Harriet S.MeyerMD, Contributing EditorJonathan D.EldredgeMLS, PhD, Journal Review EditorRobertHoganMD, adviser for new media
The first edition of this text in 1973 totally altered gastrointestinal teaching and patient care, for it was heavily based on the most current pathophysiological science, then physiology. Prominent clinician investigators contributed most of the chapters, and the editorial approach emphasized basic science–based diagnosis and treatment. No text in English was comparable.
In the ensuing years, the cutting edge of basic science has shifted from physiology to biochemistry to molecular biology and genetics. Clinical science has given increasing credence to blind, randomized, controlled trials and meta-analysis and less to actual experience. With these changes in gastroenterology and the appearance of outstanding competing texts, there have been large changes in Sleisenger and Fordtran. The greatest change came in the fifth edition of 1993, when two new editors, Bruce Scharschmidt and Mark Feldman, were added, and, as a result, the pathophysiology portions were refocused on the current science of molecular biology. The fifth edition also saw the largest change in authorship and a color atlas of endoscopic and other findings at the front of the text.

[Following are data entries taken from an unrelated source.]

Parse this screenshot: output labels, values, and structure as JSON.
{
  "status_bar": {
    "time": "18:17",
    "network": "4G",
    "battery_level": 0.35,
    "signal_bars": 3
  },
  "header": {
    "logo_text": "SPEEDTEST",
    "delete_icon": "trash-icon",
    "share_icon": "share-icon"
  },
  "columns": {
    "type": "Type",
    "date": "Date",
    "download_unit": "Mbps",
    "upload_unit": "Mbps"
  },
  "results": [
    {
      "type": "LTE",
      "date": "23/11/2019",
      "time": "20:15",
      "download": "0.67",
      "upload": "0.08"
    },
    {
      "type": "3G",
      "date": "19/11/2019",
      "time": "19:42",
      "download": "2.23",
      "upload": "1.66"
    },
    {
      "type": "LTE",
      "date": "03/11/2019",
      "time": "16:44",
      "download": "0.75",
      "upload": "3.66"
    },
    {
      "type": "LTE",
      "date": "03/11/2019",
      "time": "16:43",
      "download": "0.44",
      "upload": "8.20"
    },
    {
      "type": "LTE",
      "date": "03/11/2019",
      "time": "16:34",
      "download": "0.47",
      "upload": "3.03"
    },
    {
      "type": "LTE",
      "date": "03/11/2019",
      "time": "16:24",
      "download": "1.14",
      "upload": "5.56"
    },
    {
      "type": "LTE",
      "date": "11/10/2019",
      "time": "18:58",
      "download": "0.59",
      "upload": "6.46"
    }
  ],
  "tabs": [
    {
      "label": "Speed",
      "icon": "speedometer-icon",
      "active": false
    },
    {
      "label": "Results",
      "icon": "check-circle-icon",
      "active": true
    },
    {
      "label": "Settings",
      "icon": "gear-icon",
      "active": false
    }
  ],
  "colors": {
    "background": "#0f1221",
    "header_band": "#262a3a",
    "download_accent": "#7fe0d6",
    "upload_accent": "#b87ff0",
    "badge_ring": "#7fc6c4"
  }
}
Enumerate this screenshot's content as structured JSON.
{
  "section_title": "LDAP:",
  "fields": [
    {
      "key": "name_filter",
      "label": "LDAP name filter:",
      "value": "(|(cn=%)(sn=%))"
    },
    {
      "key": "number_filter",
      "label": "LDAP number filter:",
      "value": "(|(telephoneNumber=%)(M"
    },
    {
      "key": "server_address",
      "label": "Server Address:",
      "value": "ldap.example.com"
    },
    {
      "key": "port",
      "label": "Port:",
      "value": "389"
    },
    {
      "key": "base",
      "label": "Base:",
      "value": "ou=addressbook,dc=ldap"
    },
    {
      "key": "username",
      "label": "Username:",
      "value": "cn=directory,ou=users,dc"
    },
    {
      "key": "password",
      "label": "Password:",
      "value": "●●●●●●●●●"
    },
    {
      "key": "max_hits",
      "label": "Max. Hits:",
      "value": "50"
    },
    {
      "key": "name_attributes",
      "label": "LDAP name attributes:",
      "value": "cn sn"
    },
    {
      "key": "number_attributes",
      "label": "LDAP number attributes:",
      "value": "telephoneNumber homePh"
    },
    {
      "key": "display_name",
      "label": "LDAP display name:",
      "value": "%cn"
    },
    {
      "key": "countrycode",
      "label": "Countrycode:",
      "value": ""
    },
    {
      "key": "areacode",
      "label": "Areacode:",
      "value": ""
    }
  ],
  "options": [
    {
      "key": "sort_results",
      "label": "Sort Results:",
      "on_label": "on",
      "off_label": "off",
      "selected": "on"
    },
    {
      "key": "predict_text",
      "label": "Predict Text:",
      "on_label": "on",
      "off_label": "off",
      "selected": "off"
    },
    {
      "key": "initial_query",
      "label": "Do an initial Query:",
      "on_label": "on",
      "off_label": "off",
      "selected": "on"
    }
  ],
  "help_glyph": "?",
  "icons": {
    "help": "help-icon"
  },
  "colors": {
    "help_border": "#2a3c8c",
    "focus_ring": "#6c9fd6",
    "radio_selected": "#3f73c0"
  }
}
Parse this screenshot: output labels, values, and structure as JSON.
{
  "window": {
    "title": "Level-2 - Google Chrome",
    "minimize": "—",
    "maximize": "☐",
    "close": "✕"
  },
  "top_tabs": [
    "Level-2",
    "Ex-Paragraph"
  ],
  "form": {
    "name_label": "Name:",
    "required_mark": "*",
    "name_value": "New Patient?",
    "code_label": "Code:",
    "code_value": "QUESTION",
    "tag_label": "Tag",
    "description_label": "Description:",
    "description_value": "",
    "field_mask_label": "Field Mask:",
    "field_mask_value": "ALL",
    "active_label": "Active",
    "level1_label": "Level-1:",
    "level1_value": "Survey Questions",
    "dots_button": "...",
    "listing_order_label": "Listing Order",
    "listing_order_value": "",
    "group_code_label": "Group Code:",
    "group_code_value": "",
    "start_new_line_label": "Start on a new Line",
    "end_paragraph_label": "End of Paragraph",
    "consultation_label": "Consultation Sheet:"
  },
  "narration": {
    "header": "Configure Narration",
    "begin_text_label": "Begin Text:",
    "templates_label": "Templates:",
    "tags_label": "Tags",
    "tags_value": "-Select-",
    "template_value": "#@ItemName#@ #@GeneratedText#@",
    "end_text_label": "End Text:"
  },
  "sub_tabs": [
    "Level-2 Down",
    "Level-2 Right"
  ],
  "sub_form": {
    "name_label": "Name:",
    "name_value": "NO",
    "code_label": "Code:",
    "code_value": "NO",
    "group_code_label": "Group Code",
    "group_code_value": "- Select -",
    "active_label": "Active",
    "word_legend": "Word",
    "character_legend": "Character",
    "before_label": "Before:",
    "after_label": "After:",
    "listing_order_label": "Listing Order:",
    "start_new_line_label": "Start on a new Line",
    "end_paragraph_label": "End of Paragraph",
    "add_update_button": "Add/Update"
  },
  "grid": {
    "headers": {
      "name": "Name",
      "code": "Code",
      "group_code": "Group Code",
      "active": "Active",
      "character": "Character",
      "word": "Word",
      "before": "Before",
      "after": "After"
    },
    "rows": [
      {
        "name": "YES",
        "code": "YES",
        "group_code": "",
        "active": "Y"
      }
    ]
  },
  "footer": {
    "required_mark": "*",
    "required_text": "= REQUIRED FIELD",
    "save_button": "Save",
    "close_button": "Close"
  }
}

GastroenterologySleisenger and Fordtran's Gastrointestinal and Liver Disease: Pathophysiology/Diagnosis/Management. JAMA. 1998;279(9):715-716. doi:10.1001/jama.279.9.715-JBK0304-3-1